[Start of Attachment]

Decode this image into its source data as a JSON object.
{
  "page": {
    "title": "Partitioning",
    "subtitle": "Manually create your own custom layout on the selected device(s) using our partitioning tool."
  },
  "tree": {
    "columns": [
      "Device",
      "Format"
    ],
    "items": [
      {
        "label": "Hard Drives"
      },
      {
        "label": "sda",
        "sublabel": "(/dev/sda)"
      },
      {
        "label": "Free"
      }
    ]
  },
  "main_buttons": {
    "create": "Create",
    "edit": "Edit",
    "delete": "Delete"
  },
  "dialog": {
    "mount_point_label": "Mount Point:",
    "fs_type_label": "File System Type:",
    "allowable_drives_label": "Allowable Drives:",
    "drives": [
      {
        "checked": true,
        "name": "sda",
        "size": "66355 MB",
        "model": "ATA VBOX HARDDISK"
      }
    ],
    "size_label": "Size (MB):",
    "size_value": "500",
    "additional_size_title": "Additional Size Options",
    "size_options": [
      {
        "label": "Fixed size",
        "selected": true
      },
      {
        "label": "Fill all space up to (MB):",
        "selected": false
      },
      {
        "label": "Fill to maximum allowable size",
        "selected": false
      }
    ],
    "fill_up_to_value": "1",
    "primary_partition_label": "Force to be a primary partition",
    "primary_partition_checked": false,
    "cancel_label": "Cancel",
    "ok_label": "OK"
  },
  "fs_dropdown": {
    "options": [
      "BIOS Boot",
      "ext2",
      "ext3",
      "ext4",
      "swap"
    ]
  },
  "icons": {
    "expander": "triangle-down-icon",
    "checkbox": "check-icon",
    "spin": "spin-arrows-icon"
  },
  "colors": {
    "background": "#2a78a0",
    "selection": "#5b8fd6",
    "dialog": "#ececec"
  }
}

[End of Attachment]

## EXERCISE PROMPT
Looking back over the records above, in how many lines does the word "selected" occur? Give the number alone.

## ANSWER
4